→ **What is being asked**:
You are asked to filter the data below and copy every line holding "JSON".

App and web page records:

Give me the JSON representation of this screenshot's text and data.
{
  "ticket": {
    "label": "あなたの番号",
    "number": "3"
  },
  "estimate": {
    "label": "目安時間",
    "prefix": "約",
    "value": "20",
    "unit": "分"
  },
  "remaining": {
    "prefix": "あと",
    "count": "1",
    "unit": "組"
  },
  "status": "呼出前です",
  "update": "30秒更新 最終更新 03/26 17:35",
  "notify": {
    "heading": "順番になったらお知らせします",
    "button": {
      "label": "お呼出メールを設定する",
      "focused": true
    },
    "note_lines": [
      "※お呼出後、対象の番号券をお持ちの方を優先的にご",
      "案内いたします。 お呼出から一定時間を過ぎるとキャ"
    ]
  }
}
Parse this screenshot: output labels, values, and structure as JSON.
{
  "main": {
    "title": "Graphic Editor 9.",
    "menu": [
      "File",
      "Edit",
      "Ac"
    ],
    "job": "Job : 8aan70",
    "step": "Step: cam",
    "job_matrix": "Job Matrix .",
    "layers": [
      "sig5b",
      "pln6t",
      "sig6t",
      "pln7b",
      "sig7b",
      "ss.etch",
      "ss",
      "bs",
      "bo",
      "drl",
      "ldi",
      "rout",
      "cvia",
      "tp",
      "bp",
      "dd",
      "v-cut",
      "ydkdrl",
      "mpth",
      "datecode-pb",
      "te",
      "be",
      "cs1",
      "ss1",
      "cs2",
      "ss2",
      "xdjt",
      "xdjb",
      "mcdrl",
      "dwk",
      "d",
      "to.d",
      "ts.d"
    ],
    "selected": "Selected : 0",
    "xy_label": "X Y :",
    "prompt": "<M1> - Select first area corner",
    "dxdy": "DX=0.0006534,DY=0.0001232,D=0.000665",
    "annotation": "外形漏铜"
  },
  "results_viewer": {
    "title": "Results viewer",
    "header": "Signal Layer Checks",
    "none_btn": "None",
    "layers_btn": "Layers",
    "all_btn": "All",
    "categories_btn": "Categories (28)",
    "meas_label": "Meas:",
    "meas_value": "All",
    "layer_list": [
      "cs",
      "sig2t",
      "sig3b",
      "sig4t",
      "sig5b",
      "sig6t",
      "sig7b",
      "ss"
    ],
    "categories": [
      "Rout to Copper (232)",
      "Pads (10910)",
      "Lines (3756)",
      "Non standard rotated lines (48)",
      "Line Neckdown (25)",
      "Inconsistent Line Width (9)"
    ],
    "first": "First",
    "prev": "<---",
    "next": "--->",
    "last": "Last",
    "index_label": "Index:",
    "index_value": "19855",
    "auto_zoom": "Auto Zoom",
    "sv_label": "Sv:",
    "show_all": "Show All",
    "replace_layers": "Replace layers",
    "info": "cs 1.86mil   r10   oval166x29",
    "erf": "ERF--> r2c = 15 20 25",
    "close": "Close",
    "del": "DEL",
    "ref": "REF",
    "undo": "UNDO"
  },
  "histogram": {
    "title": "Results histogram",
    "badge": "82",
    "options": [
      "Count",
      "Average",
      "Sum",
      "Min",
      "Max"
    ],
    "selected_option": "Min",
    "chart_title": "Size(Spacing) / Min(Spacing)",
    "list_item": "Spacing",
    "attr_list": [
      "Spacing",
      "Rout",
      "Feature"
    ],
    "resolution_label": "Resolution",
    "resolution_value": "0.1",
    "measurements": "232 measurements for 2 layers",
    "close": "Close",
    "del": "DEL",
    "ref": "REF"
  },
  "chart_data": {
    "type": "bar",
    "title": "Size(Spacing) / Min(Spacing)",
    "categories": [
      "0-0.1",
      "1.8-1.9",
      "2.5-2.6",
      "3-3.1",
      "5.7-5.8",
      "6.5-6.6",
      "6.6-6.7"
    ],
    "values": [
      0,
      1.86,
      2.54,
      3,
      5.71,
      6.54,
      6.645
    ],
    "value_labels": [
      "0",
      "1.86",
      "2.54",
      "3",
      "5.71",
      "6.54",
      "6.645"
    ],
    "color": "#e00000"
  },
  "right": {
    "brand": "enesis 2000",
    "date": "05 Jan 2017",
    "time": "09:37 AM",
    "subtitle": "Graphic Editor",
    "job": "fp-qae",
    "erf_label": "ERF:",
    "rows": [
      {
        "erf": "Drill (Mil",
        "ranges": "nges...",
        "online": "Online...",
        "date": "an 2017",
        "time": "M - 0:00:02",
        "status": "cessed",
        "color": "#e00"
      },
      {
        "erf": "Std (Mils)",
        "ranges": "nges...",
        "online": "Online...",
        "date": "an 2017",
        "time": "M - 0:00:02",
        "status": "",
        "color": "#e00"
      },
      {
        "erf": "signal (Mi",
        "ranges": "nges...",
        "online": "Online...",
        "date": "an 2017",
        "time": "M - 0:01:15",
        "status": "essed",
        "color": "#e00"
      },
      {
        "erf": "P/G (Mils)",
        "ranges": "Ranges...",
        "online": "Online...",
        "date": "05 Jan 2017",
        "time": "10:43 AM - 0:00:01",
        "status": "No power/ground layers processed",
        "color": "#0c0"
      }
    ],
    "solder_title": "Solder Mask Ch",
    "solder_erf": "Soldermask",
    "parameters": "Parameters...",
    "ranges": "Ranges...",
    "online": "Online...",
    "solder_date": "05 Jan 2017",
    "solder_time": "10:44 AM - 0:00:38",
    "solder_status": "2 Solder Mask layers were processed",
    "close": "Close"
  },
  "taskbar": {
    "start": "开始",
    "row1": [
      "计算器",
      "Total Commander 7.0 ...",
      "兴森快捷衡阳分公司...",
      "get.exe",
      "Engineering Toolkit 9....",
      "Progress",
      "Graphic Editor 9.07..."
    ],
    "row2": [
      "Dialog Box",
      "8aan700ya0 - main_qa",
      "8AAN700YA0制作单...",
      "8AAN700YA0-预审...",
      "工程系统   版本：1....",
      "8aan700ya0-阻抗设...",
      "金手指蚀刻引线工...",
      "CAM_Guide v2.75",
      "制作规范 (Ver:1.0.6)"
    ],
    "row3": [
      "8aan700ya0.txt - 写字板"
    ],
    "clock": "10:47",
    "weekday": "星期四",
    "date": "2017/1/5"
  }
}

→ **Answer below**:
Give me the JSON representation of this screenshot's text and data.
Parse this screenshot: output labels, values, and structure as JSON.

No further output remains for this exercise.